■ About this exercise
Wherever the word "Search" appears in the entries, copy the whole line.
<<<<
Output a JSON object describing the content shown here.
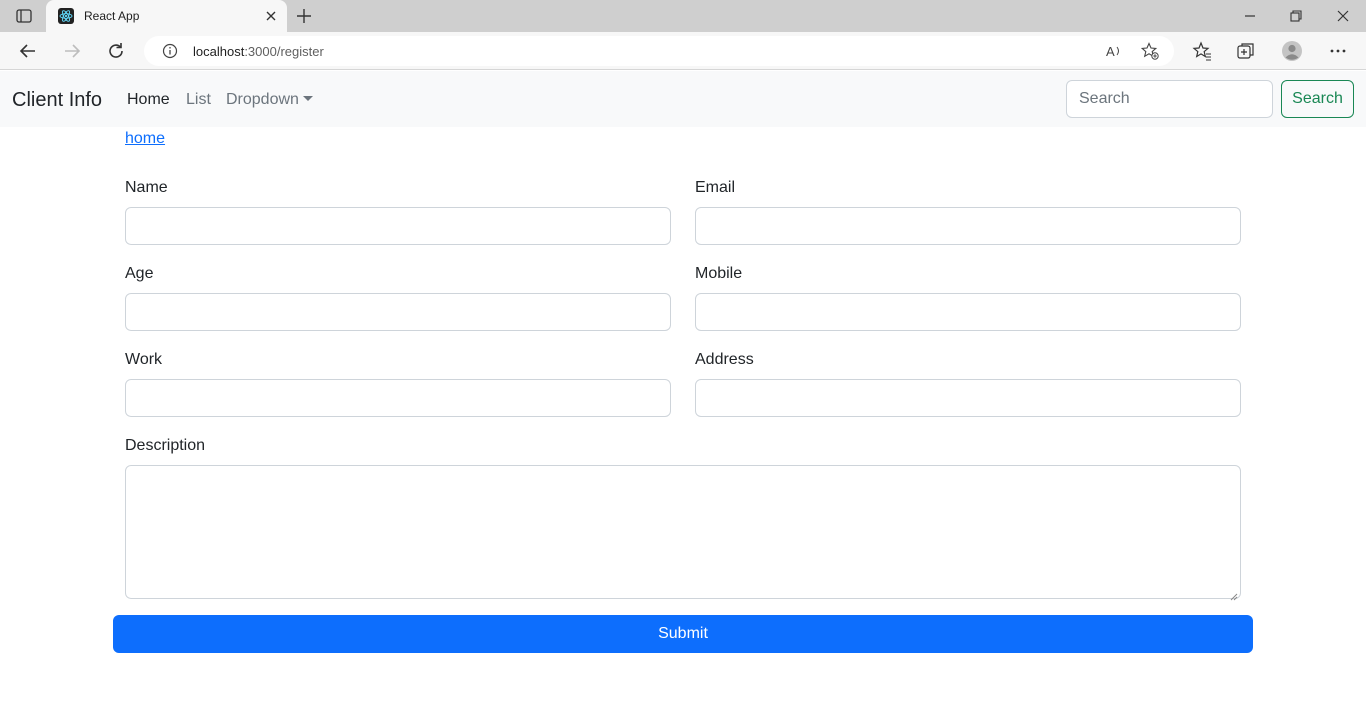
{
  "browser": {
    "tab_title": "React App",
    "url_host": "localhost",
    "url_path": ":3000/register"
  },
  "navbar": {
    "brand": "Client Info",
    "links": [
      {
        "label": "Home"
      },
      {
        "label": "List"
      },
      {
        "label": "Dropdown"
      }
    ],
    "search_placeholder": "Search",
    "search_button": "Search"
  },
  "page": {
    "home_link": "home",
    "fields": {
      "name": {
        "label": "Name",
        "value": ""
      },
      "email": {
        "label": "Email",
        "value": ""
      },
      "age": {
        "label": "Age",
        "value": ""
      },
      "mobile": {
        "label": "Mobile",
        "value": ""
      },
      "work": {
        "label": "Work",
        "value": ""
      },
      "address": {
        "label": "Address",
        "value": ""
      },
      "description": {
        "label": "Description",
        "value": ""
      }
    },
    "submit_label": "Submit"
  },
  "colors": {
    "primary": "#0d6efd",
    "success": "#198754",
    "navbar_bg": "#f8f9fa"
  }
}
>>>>
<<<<
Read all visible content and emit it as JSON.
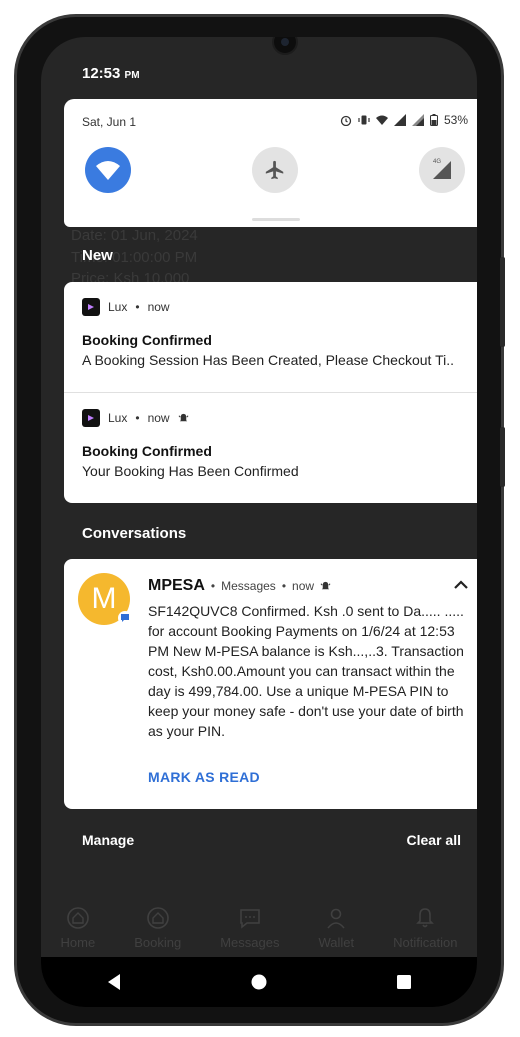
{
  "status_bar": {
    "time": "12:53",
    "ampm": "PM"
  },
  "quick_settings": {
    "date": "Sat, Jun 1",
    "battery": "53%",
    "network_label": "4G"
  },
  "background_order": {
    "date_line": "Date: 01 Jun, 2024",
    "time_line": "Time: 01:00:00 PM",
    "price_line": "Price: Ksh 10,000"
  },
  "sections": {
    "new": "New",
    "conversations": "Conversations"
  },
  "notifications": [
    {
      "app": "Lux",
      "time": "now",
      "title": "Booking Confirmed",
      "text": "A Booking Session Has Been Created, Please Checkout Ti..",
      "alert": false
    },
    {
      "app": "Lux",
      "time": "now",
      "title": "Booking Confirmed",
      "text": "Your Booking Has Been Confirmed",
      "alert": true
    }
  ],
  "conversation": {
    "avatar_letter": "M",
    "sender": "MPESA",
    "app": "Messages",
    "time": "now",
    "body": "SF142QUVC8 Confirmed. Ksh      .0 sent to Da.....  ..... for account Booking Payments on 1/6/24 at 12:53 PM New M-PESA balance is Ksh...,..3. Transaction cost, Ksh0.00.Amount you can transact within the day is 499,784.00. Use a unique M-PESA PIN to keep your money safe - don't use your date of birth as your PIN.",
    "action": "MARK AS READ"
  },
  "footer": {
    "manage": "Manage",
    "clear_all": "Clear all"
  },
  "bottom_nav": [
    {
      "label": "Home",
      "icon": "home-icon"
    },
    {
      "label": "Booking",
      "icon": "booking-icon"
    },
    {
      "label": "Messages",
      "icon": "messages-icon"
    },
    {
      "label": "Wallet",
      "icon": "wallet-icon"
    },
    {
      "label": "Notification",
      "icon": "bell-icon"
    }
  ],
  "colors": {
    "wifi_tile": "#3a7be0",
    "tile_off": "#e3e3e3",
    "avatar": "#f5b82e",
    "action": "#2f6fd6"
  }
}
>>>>
■ Response area
    "search_placeholder": "Search",
    "search_button": "Search"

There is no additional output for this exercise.